FOIA arguments are not uncommon

Published 8:07 pm Tuesday, January 8, 2019

Screaming, threats, even assault have resulted

By Diana McFarland

Managing editor

Smithfield Town Council member Randy Pack wasn’t alone in publicly expressing anger and frustration over closed session information being made public.

Alan Gernhardt with the Virginia Freedom of Information Advisory Council ticked off several stories of elected officials threatening others, getting into screaming fights and trying to punish fellow officials over closed sessions — and one case where a male official, frustrated with a fellow female official, instead hit her husband and got arrested. 

Subscribe to our free email newsletter

Get the latest news sent to your inbox

However, there is no law prohibiting an elected official from telling the public the contents of a closed session as that falls under the free speech provision of the First Amendment in the U.S. Constitution, said Gernhardt. {mprestriction ids=”1,2,3,4,5,6″}

That means that Pack’s inference that a code of silence is required until the entire council decides to make a closed session item public is incorrect.  

Meanwhile, Virginia’s FOIA law is silent on members of elected bodies disciplining other members, said Gernhardt.

In his Dec. 4 public speech condemning Smithfield Town Council member Denise Tynes for answering questions from the press about a lease amendment with a private organization, Pack noted there was no physical punishment, legal ramifications or other punishment that could be inflicted on Tynes. 

On the other hand, Pack said that talking about closed session items disturbed the trust among council members and that they may now worry about expressing their true feelings. 

Pack’s criticism was public. In Virginia, a public body cannot use a closed session to discuss the performance and discipline of a fellow member unless it has the authority to do so. 

That authority, at least in the case of Smithfield, would be included in the town charter, said Gernhardt.

Smithfield’s charter does not include that provision. 

Generally, any penalty would have to come from constituents on Election Day, not from fellow elected officials, said Gernhardt.

Virginia’s FOIA law is clear, however, on the need for closed session items to be certified as legal after a meeting, said Gernhardt. 

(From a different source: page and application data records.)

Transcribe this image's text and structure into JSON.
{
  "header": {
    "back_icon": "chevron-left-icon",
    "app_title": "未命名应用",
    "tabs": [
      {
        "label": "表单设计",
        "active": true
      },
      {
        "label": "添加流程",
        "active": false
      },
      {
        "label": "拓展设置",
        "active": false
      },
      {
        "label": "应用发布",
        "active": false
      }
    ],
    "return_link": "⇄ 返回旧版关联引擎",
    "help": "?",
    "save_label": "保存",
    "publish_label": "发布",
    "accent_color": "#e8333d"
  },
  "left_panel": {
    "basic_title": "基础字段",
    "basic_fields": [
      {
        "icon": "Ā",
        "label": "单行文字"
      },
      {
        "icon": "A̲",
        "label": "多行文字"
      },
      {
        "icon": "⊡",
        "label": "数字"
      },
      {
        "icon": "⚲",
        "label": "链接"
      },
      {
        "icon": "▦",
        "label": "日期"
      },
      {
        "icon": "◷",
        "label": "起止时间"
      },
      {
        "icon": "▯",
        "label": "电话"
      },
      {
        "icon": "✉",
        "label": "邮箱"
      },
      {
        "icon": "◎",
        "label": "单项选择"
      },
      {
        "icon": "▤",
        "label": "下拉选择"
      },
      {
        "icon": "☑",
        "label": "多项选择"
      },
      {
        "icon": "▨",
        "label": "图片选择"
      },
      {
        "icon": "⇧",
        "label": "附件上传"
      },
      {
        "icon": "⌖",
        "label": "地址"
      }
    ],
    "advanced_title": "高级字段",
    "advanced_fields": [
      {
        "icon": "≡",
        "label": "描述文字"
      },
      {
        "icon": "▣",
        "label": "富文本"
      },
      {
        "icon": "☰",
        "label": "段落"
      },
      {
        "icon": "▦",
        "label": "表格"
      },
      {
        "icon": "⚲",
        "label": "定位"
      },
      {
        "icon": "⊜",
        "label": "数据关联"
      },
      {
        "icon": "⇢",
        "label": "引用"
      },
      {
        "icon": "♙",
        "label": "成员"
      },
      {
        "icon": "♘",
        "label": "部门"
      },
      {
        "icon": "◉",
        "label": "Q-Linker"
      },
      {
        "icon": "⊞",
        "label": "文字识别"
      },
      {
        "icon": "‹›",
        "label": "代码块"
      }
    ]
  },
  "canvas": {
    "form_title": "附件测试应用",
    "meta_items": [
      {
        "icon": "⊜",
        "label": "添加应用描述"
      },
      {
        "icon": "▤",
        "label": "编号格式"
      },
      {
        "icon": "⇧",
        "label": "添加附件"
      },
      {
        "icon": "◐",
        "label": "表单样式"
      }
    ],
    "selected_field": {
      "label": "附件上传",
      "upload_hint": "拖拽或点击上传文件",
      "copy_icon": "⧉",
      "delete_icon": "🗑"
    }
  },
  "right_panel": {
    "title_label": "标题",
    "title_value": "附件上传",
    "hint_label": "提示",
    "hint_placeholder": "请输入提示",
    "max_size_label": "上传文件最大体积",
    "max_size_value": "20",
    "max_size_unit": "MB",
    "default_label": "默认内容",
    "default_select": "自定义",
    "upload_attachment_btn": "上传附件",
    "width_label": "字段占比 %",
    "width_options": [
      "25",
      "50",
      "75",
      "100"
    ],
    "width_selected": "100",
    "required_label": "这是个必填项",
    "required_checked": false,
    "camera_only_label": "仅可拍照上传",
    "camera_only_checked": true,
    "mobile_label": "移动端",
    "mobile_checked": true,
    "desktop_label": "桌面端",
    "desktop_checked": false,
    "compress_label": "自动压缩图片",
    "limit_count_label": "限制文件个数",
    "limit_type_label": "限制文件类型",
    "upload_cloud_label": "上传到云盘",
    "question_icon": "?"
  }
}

Under FOIA, elected officials are required to publicly report anything that was discussed during a closed session that they believe exceeded the law’s authorization, which for the sake of local government, is generally limited to competitive contract negotiations, real estate purchases where public discussion would impact negotiations, prospective business inquiries, consultation with legal counsel on specific legal matters or litigation and personnel issues.

Senator Scott Surovell, D-36th, plans to re-introduce a bill in this year’s General Assembly, that deals with the certification process. 

The bill would allow a court to impose a civil penalty of $500 on each member of a public body if it is found that one or all of them voted to certify a closed meeting that was not in accordance with FOIA requirements. 

The penalty would be paid into the state’s literary fund. 

The other part of Surovell’s bill would impose a $100 penalty per record on public officials who fail to provide public records in accordance with FOIA because that person intentionally altered or destroyed the requested records prior to the expiration date on keeping such records. 

The bill died in committee last year. 

Surovell said he is working with the Virginia Press Association on the bill this year. The Virginia Freedom of Information Council studied the bill but passed it on with no recommendation this year, said Gernhardt.

The Council saw issues with implementation, in that people could be caught inadvertently, rather than intentionally, breaking the law, said Gernhardt. 

Gernhardt has seen situations where a closed session was certified, but an official later said the group had strayed off topic.  {/mprestriction}